"The Kia Cee'd is a well-made, spacious family hatchback with a seven-year warranty but it lacks the dynamics of rivals like the Focus."
If you are not bowled over by the appeal of the seven-year warranty offered by the Cee’d or three-door Pro_cee’d, then you'll be impressed by the car's build quality and practicality. The driving experience isn't as good as the best European hatchbacks like the Ford Focus and Volkswagen Golf, but all Cee'ds have air-conditioning and plenty of safety equipment. A simple range offers four specifications, named 1, 2, 3, 4 and EcoDynamics. Either variant of the 1.6 CRDi diesel engine provides very low running costs, while EcoDynamics cars are the most environmentally friendly.

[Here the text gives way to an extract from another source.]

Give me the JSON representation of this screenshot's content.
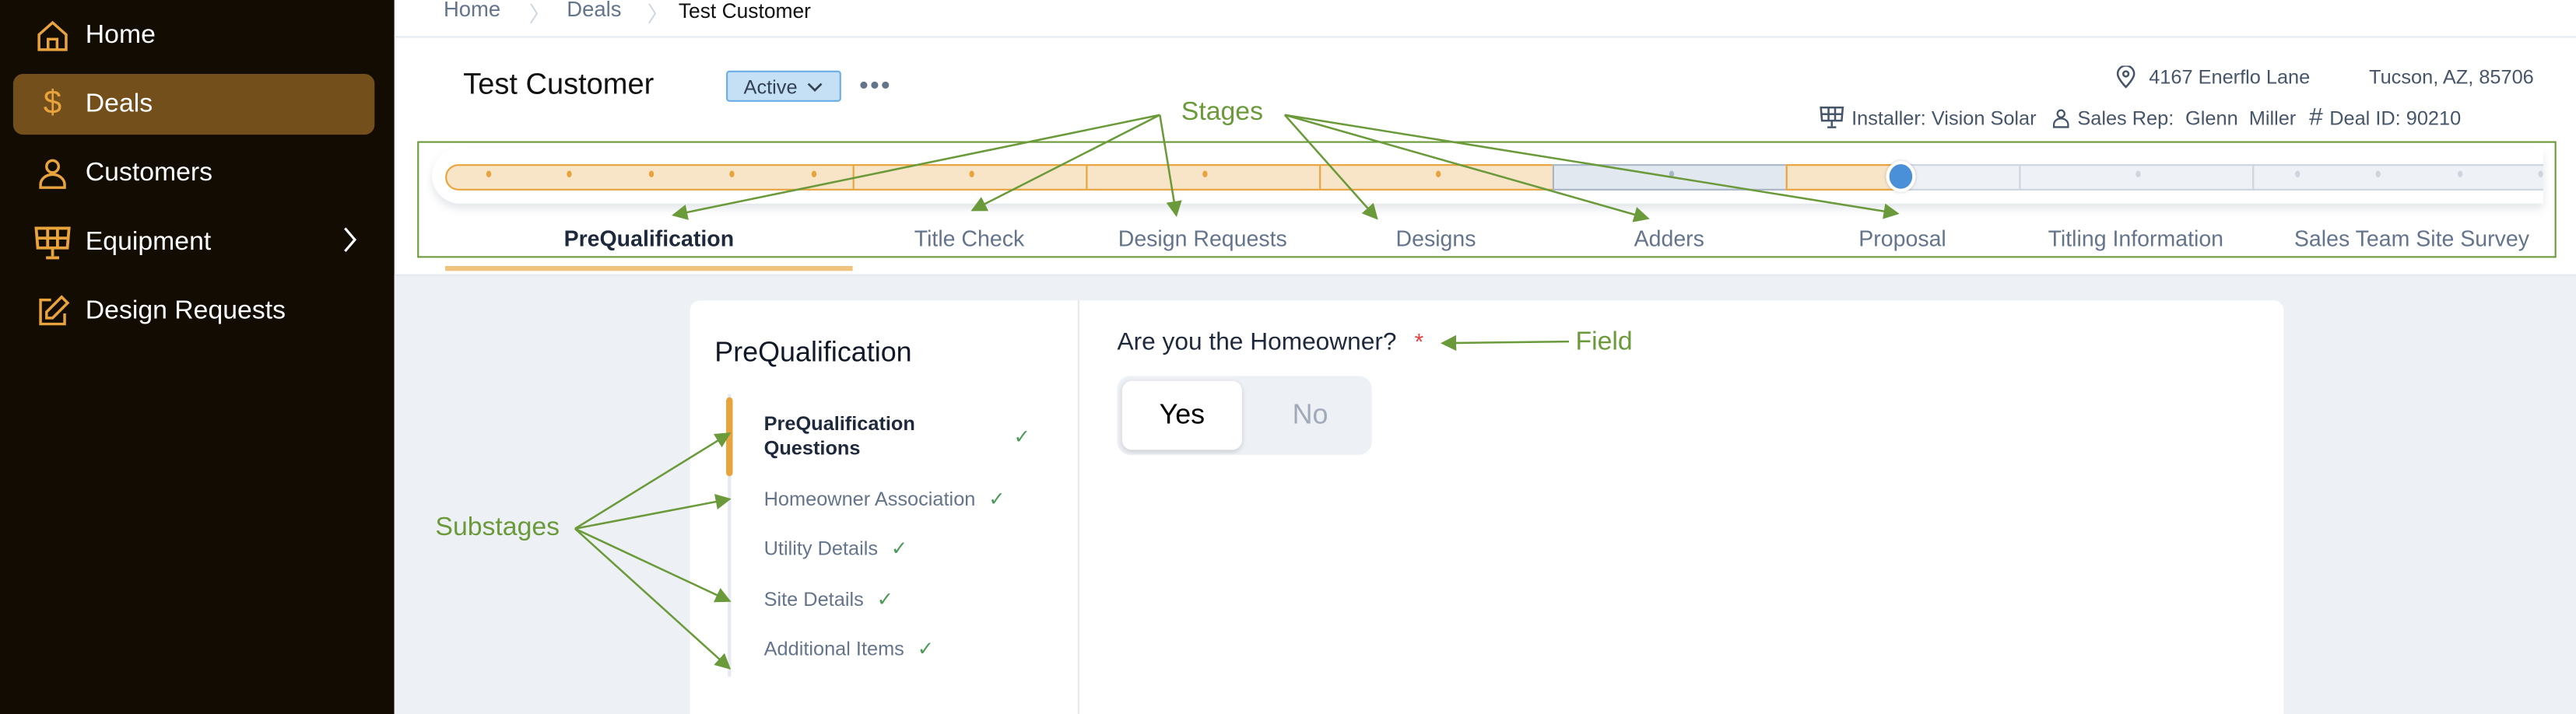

It can’t match class leaders like the Volkswagen Golf for driving fun, yet the Kia Cee’d has a solid feel that underlines the quality of its engineering. The steering, pedals and gearshift feel light and easy to use, but never flimsy. The only real issue is that the driving position lacks adjustment.
The Cee’d proves quiet and comfortable about town, smothering lumps and bumps well. On the motorway it begins to lose some of that comfort, letting in lots of wind and tyre noise. All the petrol and diesel engines are smooth, but while they are quiet at lower revs, they are a little noisy and strained when pushed. There's no lack of space though, front or back, with plenty of head, leg and shoulder room even for rear passengers. The three-door Pro_cee’d is equally roomy, and the wide-opening doors mean access to the back seats is reasonable.

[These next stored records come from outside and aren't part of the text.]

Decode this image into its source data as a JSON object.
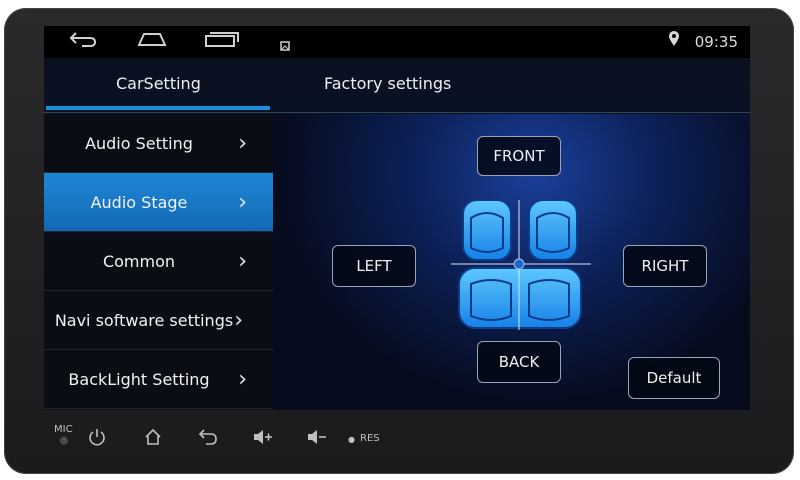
{
  "statusbar": {
    "time": "09:35",
    "icons": [
      "back-icon",
      "home-icon",
      "recent-apps-icon",
      "picture-icon",
      "location-pin-icon"
    ]
  },
  "tabs": [
    {
      "label": "CarSetting",
      "active": true
    },
    {
      "label": "Factory settings",
      "active": false
    }
  ],
  "sidebar": {
    "items": [
      {
        "label": "Audio Setting",
        "active": false
      },
      {
        "label": "Audio Stage",
        "active": true
      },
      {
        "label": "Common",
        "active": false
      },
      {
        "label": "Navi software settings",
        "active": false
      },
      {
        "label": "BackLight Setting",
        "active": false
      }
    ]
  },
  "stage": {
    "front": "FRONT",
    "back": "BACK",
    "left": "LEFT",
    "right": "RIGHT",
    "default": "Default"
  },
  "hardkeys": {
    "mic": "MIC",
    "res": "RES",
    "icons": [
      "power-icon",
      "home-icon",
      "back-icon",
      "volume-up-icon",
      "volume-down-icon"
    ]
  },
  "colors": {
    "accent": "#1a8fd8",
    "active_item": "#1e86d6",
    "seat": "#2aa8ff"
  }
}
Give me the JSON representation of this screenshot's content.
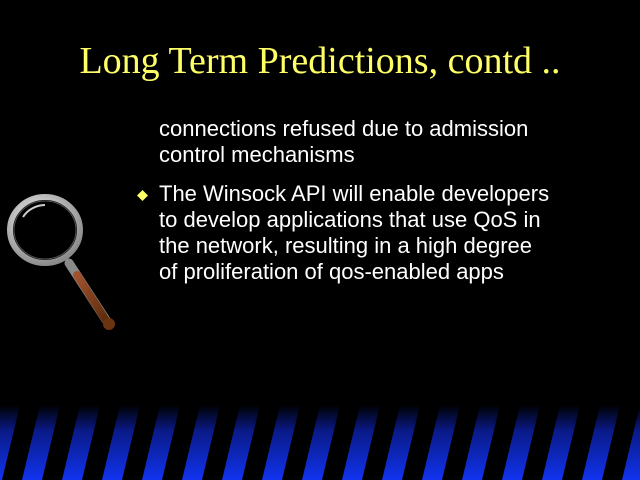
{
  "slide": {
    "title": "Long Term Predictions, contd ..",
    "continued_paragraph": {
      "lines": [
        "connections refused due to admission",
        "control mechanisms"
      ]
    },
    "bullets": [
      {
        "lines": [
          "The Winsock API will enable developers",
          "to develop applications that use QoS in",
          "the network, resulting in a high degree",
          "of proliferation of qos-enabled apps"
        ]
      }
    ]
  },
  "colors": {
    "background": "#000000",
    "title": "#ffff66",
    "body_text": "#ffffff",
    "bullet": "#ffff66",
    "stripe_blue": "#1133ee",
    "stripe_dark": "#000000"
  },
  "icons": {
    "bullet": "diamond-bullet-icon",
    "decoration": "magnifying-glass-icon"
  }
}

The Cee’d has a five-star Euro NCAP adult occupant rating and four stars for child occupants which is average for a small family car. All cars get six airbags, Isofix child seat mountings, anti-lock brakes, and active head restraints to prevent whiplash - although electronic stability control is optional on all but the top-spec Cee’d 3 and 4. The upper dashboard is covered in soft-touch plastic and even the lower half is rubberised for better feel. Buyers needn’t worry about reliability, either - the Cee'd came 26th out of 100 for reliability in Driver Power 2010.
The Cee’d's 340-litre boot is average for a small family car, but it's still big enough to swallow a weekly shop or a child's buggy. However, the rear suspension encroaches into it and the floor is set deep, which creates a high load lip. In the cabin there's plenty of storage space, including a standard air-conditioned glove compartment and a box between the front seats.

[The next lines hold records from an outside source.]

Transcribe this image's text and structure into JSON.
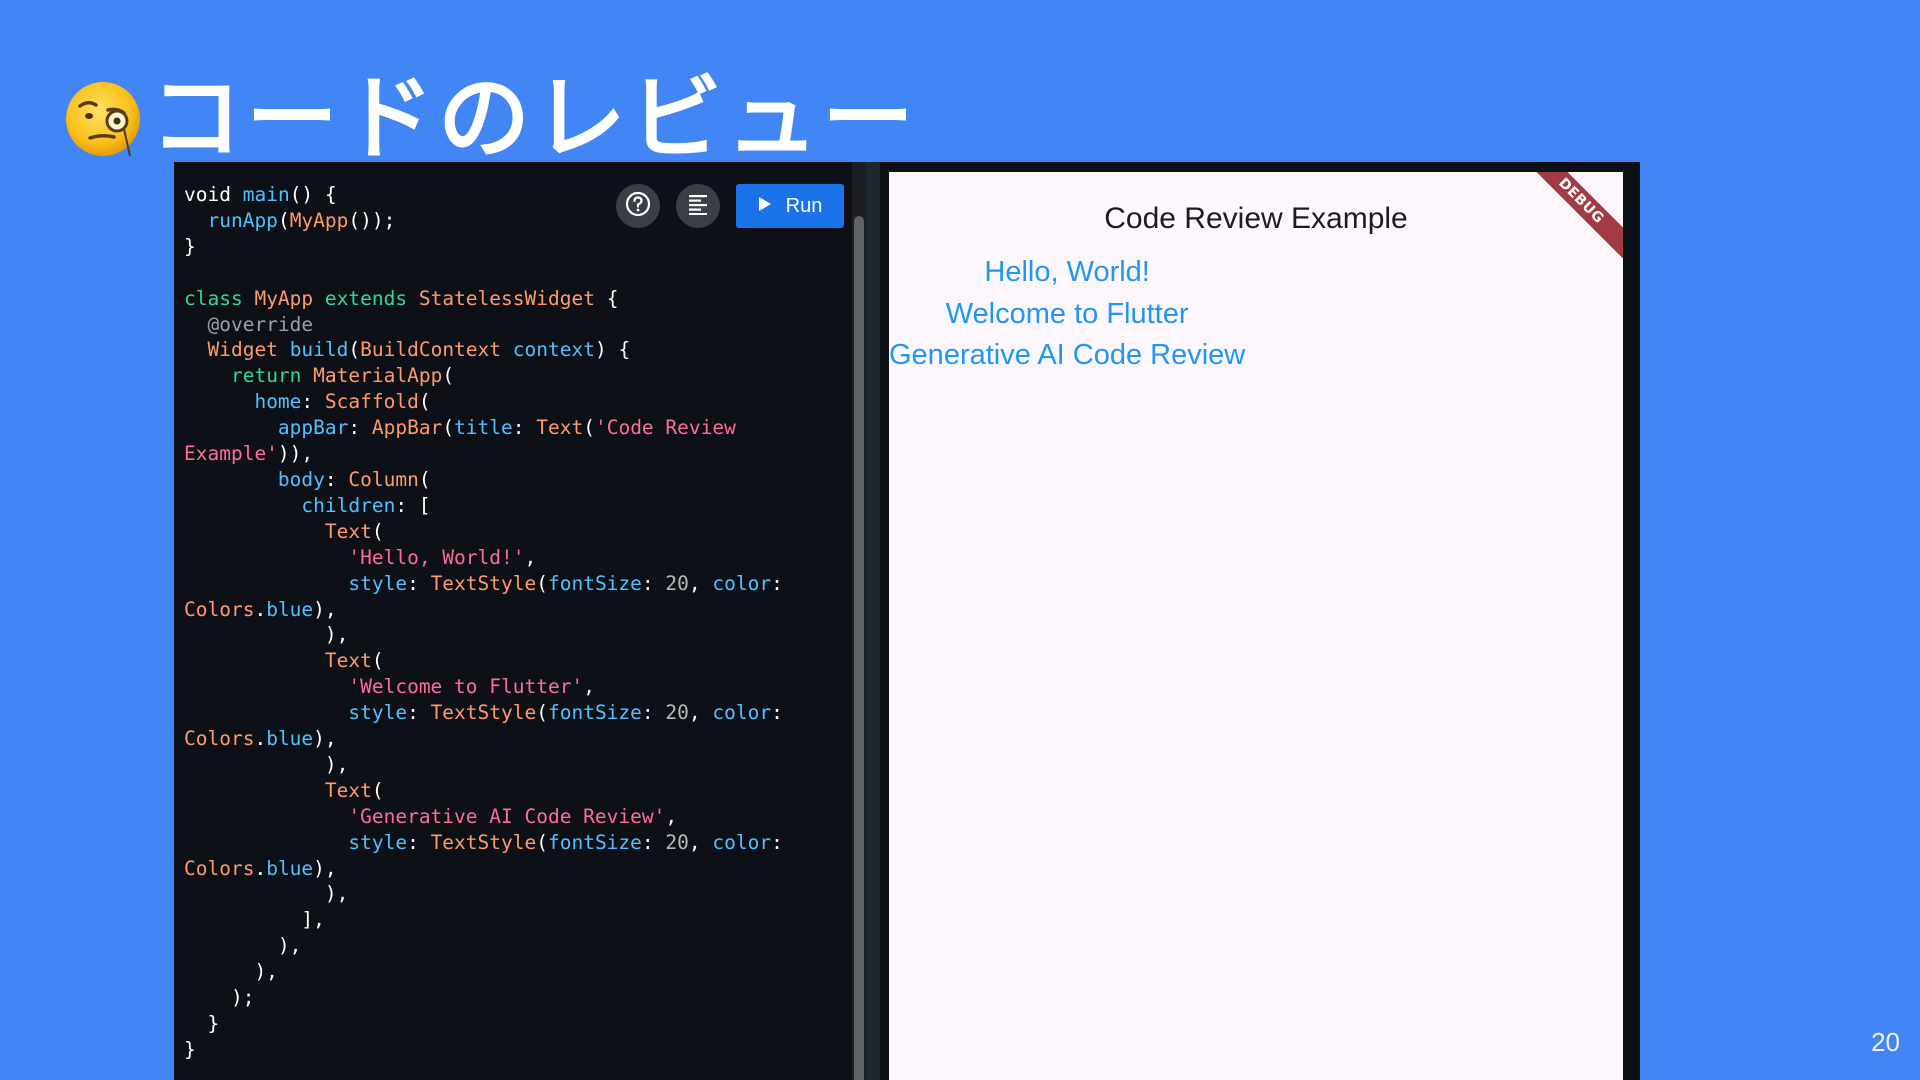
{
  "slide": {
    "title": "コードのレビュー",
    "title_icon": "monocle-face-emoji",
    "page_number": "20"
  },
  "editor": {
    "help_icon": "help-circle-icon",
    "format_icon": "format-align-icon",
    "run_label": "Run",
    "run_icon": "play-icon",
    "code_lines": [
      "void main() {",
      "  runApp(MyApp());",
      "}",
      "",
      "class MyApp extends StatelessWidget {",
      "  @override",
      "  Widget build(BuildContext context) {",
      "    return MaterialApp(",
      "      home: Scaffold(",
      "        appBar: AppBar(title: Text('Code Review",
      "Example')),",
      "        body: Column(",
      "          children: [",
      "            Text(",
      "              'Hello, World!',",
      "              style: TextStyle(fontSize: 20, color:",
      "Colors.blue),",
      "            ),",
      "            Text(",
      "              'Welcome to Flutter',",
      "              style: TextStyle(fontSize: 20, color:",
      "Colors.blue),",
      "            ),",
      "            Text(",
      "              'Generative AI Code Review',",
      "              style: TextStyle(fontSize: 20, color:",
      "Colors.blue),",
      "            ),",
      "          ],",
      "        ),",
      "      ),",
      "    );",
      "  }",
      "}"
    ]
  },
  "preview": {
    "appbar_title": "Code Review Example",
    "texts": [
      "Hello, World!",
      "Welcome to Flutter",
      "Generative AI Code Review"
    ],
    "text_color": "#2196f3",
    "debug_banner": "DEBUG"
  },
  "colors": {
    "slide_background": "#4285f4",
    "run_button": "#1a73e8",
    "editor_background": "#0d1117",
    "preview_background": "#fdf7fd",
    "debug_banner": "#a33b45"
  }
}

Value for money
While the Cee’d undercuts the majority of its rivals like-for-like on list price, buyers are better served further up the range, because the Cee’d 1 feels slightly too basic - it has wind-up rear windows and a four-speaker stereo, for instance. The Cee’d 3 is very well equipped, though, with 17-inch alloy wheels, dual-zone climate control, black gloss interior trim, a Bluetooth phone connection and cruise control. Cee'd 4 models come with leather interior as standard.
The 1.6 CRDi diesel is available with 89bhp or 113bhp, and both versions offer over 60mpg. Although the diesel EcoDynamics version has start-stop to save fuel when the car is stationary, it's hardly any more fuel efficient in reality. The 1.4-litre petrol engine offers 48.9mpg compared to the 46.3mpg of the 1.6-litre, but both will cost notably more than the diesels in Road Tax. Whichever engine you choose, you’ll enjoy the Cee’d's low insurance costs, and, of course, the industry leading seven-year warranty.